A hardened lawyer pursues a case that appears to have pushed his colleague to the edge.
Michael Clayton (George Clooney) is called in to help his long time friend Arthur Edens (Tom Wilkinson) after he suffers some form of breakdown in the middle of a boardroom meeting. However, this ‘breakdown’ is not what it first seemed, and actually is a cry for help I. The taking down of a huge chemical company. Unfortunately for Arthur, Michael realises this too late, and then has to take down the whole of United Northfields by himself, whilst also attracting the company’s attention which, when there is a multi-billion dollar lawsuit in hand, isn’t something you particularly want to do.
Michael Clayton is one of those legal thrillers that critics love and basically anyone who doesn’t have a career within the legal system hates, or at least strongly dislikes. I’ll be honest with you, I had to read up online about what actually happened in this film because I had no clue other than a chemical company was more or less going to kill everyone and it was down to one man to stop it. The thing with films about mega-bucks takedowns is you need to know how things work in that type of environment, and if you don’t know anything about it, it’s really of no interest to you. I spent half of the film trying to figure out what was going on, and when I finally found out, I just didn’t care.

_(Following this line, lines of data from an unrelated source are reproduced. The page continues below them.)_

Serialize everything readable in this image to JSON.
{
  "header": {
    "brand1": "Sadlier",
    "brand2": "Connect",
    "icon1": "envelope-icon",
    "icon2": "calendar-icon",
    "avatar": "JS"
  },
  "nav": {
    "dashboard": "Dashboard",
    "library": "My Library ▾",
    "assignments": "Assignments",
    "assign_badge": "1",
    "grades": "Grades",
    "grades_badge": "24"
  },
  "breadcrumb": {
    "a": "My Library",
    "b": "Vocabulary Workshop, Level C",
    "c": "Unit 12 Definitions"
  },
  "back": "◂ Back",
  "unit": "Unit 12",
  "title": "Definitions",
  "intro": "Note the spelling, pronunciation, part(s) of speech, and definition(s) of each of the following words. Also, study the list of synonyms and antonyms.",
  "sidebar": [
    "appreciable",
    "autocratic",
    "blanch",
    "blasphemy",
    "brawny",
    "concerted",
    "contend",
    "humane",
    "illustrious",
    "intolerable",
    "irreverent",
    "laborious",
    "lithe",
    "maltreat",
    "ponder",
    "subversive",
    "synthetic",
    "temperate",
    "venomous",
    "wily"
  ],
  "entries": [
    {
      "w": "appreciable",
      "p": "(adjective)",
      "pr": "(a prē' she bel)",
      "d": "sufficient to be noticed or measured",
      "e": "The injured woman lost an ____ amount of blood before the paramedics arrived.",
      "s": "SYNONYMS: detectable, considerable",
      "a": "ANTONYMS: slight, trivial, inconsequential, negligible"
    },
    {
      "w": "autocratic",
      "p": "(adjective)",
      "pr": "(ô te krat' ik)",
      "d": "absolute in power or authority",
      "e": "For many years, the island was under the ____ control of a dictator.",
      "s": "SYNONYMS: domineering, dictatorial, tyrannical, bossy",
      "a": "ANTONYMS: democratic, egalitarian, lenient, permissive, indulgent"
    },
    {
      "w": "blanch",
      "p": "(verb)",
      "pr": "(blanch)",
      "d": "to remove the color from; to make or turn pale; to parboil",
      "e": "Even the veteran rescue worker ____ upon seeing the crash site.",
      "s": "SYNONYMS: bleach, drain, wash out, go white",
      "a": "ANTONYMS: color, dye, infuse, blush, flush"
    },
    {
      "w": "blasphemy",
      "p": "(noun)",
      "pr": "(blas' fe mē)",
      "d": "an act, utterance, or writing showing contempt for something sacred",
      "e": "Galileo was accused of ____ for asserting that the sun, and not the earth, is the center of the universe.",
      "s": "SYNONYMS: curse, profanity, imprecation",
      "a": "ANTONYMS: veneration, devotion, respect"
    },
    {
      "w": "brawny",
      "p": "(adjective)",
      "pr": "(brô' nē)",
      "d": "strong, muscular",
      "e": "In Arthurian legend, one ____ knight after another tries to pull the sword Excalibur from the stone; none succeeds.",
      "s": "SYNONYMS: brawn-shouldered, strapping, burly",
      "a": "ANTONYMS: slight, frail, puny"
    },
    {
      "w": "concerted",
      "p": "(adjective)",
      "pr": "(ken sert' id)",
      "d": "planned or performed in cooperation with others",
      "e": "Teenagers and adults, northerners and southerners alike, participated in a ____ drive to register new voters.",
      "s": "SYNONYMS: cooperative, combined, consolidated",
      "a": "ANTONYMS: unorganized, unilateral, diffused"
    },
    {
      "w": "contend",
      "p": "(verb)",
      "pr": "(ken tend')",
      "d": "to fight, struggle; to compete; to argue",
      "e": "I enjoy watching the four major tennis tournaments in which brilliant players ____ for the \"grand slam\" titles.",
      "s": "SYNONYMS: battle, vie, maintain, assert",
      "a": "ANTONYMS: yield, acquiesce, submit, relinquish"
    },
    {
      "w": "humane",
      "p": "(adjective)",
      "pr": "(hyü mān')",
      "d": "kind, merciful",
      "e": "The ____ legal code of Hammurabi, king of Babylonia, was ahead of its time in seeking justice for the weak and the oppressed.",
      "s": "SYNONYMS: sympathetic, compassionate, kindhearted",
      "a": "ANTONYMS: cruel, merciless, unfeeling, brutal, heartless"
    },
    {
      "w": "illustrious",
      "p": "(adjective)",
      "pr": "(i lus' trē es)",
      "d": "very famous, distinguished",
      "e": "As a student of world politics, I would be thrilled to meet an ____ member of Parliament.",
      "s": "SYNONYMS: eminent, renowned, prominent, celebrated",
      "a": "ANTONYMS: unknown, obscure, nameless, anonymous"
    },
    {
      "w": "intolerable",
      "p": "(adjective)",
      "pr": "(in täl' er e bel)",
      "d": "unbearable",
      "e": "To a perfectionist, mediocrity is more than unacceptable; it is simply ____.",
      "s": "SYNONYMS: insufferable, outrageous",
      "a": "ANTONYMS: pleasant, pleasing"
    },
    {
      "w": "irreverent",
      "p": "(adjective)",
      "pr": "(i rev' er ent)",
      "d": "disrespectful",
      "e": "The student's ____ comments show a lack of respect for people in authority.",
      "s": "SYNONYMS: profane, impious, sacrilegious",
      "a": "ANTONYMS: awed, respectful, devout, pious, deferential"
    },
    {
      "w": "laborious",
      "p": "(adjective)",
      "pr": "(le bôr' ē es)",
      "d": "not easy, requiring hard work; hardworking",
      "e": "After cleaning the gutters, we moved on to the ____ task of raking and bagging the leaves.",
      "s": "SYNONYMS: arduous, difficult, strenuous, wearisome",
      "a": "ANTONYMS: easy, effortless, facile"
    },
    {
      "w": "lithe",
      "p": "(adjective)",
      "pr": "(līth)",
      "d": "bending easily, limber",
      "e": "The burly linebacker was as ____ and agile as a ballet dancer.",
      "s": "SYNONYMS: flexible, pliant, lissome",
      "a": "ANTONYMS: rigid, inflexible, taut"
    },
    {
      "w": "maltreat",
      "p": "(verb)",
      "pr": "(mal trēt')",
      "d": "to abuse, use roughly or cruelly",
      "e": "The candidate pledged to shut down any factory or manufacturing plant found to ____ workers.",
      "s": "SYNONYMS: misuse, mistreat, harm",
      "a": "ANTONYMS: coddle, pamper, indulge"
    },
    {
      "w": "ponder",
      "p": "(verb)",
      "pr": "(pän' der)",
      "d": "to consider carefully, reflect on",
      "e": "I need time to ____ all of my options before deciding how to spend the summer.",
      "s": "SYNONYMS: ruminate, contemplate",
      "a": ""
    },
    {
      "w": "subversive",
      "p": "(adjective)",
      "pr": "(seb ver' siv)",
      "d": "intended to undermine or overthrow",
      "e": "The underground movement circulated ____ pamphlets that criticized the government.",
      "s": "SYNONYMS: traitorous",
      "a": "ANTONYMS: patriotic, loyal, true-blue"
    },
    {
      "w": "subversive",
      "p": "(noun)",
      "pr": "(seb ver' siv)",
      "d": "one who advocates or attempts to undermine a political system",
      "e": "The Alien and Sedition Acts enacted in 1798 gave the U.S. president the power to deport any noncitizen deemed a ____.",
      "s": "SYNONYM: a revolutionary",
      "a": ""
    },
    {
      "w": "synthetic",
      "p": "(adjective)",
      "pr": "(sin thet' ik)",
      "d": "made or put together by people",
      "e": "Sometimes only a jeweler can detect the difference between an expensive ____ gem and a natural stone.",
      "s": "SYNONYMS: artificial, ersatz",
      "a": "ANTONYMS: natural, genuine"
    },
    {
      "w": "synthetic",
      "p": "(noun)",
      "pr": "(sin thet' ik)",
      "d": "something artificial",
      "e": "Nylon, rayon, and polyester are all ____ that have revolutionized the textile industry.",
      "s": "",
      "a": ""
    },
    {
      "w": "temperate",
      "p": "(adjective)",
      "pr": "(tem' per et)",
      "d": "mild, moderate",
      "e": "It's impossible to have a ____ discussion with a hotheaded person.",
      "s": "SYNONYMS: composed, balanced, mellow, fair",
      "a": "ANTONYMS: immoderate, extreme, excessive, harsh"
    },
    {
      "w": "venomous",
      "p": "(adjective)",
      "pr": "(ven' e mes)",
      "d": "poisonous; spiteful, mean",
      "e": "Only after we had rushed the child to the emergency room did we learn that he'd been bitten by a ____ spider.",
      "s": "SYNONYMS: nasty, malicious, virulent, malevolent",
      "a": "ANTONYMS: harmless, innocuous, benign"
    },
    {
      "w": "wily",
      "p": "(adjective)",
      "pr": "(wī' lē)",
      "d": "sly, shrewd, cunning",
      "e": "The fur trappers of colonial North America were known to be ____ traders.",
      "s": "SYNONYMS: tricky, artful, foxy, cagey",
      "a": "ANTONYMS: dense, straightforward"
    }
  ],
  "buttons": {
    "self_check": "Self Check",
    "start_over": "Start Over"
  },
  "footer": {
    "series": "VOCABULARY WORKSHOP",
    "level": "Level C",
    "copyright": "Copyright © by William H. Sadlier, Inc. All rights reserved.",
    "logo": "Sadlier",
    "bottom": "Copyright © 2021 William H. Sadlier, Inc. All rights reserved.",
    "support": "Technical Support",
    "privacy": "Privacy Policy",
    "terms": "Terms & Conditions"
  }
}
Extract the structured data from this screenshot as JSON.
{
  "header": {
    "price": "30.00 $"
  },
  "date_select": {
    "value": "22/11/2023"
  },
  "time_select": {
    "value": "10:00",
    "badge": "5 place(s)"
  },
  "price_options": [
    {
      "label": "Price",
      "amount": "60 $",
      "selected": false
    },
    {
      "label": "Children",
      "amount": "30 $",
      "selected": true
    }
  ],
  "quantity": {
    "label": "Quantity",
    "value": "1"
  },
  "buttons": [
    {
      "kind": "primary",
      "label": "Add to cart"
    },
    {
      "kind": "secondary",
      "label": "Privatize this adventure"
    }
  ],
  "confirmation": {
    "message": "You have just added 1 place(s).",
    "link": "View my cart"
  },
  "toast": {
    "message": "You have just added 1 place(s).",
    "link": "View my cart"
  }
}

In this case, normally the film would be salvaged slightly by loveable characters, or interesting characters, or just characters of any general description, but with Michael Clayton there just seemed to be nothing to get attached to with these characters. Take Michael himself for example; there really were no defying features other than he had a son, a drug-addict brother and a gambling problem. So what does he do? He throws himself into his work, of course. But other than that, there was nothing to cling onto, and seeing as a lawyer with a crappy personal life is nothing new, feeling sorry for him didn’t work.
Then there was Karen Crower, played by Tilda Swinton. Swinton won an Oscar for her part of Karen, who is heavily involved with Untied Northfields. Congratulations to her obviously, but I must say I found it to be a pretty underwhelming performance, and because of the business bitch persona she took on here, I found it quite hard to warm to her as well.
For me, the only real joy came at the end when United Northfields discovered just how screwed they were. Unfortunately, that was only a mere forty-seven seconds in the whole two hour film.
I’d definitely say that Michael Clayton is probably an alright watch provided you know what it’s about. However, I’d also say that it’s not for everyone, certainly not for me, and if you’re like me, you won’t be rushing out to watch it for a second time. A real love it or loathe it, I reckon.